── Material to process
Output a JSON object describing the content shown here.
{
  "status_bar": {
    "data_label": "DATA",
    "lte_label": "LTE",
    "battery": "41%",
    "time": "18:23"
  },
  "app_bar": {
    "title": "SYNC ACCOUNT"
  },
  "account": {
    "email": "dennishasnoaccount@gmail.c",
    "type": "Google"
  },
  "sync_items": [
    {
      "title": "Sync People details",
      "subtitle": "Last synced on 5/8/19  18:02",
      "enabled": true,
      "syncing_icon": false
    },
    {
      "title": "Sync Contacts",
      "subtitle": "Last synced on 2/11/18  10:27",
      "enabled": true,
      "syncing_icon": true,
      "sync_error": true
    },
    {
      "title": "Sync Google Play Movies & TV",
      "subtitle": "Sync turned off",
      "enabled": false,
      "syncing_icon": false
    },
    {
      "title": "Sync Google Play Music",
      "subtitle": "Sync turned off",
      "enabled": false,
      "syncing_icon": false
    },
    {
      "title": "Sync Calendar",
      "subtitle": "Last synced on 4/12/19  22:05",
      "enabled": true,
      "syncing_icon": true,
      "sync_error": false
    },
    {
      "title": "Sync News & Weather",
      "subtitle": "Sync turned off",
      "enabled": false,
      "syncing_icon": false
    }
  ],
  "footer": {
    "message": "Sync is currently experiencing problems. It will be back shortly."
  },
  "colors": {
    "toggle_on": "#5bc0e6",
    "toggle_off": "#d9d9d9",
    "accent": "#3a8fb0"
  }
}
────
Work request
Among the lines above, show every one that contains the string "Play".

Solution to the problem
      "title": "Sync Google Play Movies & TV",
      "title": "Sync Google Play Music",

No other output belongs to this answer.